=== EXERCISE REQUIREMENTS ===
Each line of the records that holds "Blinken" should be shown in full.

[Entries taken from a collection]
-------------------------

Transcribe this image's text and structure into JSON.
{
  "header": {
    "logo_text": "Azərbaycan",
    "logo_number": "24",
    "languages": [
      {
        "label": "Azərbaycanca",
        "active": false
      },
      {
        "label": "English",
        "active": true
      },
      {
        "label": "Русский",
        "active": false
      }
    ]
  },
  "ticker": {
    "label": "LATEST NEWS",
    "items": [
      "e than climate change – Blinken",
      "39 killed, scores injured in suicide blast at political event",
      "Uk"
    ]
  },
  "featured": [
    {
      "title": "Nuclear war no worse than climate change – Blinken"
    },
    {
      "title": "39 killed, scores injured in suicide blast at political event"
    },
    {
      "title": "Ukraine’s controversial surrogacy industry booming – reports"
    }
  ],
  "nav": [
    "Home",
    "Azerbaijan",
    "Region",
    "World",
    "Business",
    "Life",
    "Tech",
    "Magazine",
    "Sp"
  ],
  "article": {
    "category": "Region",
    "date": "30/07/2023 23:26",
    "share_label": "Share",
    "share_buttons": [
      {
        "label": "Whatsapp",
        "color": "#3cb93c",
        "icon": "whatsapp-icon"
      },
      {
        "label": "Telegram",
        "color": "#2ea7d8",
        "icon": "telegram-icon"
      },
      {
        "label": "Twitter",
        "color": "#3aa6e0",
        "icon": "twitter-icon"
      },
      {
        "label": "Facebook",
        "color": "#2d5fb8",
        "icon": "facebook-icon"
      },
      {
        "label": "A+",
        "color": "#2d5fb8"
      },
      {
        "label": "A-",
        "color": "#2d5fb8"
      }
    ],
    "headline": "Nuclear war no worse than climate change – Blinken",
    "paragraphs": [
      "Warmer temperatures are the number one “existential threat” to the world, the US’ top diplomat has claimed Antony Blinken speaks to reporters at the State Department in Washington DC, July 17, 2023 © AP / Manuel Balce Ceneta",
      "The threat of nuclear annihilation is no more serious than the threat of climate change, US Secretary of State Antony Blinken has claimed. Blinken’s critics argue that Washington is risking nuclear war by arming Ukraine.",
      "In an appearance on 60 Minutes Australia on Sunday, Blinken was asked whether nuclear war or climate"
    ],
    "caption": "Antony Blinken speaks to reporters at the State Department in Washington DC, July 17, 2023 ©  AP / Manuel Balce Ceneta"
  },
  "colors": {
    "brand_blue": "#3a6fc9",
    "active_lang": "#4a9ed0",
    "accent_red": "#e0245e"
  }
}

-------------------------

=== RESULT ===
      "e than climate change – Blinken",
      "title": "Nuclear war no worse than climate change – Blinken"
    "headline": "Nuclear war no worse than climate change – Blinken",
      "Warmer temperatures are the number one “existential threat” to the world, the US’ top diplomat has claimed Antony Blinken speaks to reporters at the State Department in Washington DC, July 17, 2023 © AP / Manuel Balce Ceneta",
      "The threat of nuclear annihilation is no more serious than the threat of climate change, US Secretary of State Antony Blinken has claimed. Blinken’s critics argue that Washington is risking nuclear war by arming Ukraine.",
      "In an appearance on 60 Minutes Australia on Sunday, Blinken was asked whether nuclear war or climate"
    "caption": "Antony Blinken speaks to reporters at the State Department in Washington DC, July 17, 2023 ©  AP / Manuel Balce Ceneta"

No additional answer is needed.